** Opening Material for this task block **

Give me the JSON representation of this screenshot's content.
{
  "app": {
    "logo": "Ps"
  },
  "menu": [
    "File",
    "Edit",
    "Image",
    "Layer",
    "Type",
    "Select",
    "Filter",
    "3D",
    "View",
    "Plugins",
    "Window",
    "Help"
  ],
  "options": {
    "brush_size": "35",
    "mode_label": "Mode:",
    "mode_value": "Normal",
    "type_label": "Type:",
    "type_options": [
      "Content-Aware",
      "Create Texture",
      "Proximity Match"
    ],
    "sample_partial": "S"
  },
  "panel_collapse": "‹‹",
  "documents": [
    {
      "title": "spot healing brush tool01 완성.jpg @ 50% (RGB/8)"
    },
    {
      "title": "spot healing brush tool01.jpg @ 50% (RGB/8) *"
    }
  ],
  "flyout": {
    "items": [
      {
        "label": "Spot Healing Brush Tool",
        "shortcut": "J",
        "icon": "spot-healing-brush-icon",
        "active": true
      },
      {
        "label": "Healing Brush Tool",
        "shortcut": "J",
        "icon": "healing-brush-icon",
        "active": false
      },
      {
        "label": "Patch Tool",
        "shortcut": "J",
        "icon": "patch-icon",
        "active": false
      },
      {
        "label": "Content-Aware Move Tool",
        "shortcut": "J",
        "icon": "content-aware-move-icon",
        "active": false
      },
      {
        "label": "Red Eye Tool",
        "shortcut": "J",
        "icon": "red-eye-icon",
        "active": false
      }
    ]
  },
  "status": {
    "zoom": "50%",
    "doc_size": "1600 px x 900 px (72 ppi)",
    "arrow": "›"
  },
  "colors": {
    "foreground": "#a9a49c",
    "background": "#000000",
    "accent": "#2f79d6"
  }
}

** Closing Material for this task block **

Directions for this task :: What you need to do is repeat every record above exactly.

Reply ::
Give me the JSON representation of this screenshot's content.
{
  "app": {
    "logo": "Ps"
  },
  "menu": [
    "File",
    "Edit",
    "Image",
    "Layer",
    "Type",
    "Select",
    "Filter",
    "3D",
    "View",
    "Plugins",
    "Window",
    "Help"
  ],
  "options": {
    "brush_size": "35",
    "mode_label": "Mode:",
    "mode_value": "Normal",
    "type_label": "Type:",
    "type_options": [
      "Content-Aware",
      "Create Texture",
      "Proximity Match"
    ],
    "sample_partial": "S"
  },
  "panel_collapse": "‹‹",
  "documents": [
    {
      "title": "spot healing brush tool01 완성.jpg @ 50% (RGB/8)"
    },
    {
      "title": "spot healing brush tool01.jpg @ 50% (RGB/8) *"
    }
  ],
  "flyout": {
    "items": [
      {
        "label": "Spot Healing Brush Tool",
        "shortcut": "J",
        "icon": "spot-healing-brush-icon",
        "active": true
      },
      {
        "label": "Healing Brush Tool",
        "shortcut": "J",
        "icon": "healing-brush-icon",
        "active": false
      },
      {
        "label": "Patch Tool",
        "shortcut": "J",
        "icon": "patch-icon",
        "active": false
      },
      {
        "label": "Content-Aware Move Tool",
        "shortcut": "J",
        "icon": "content-aware-move-icon",
        "active": false
      },
      {
        "label": "Red Eye Tool",
        "shortcut": "J",
        "icon": "red-eye-icon",
        "active": false
      }
    ]
  },
  "status": {
    "zoom": "50%",
    "doc_size": "1600 px x 900 px (72 ppi)",
    "arrow": "›"
  },
  "colors": {
    "foreground": "#a9a49c",
    "background": "#000000",
    "accent": "#2f79d6"
  }
}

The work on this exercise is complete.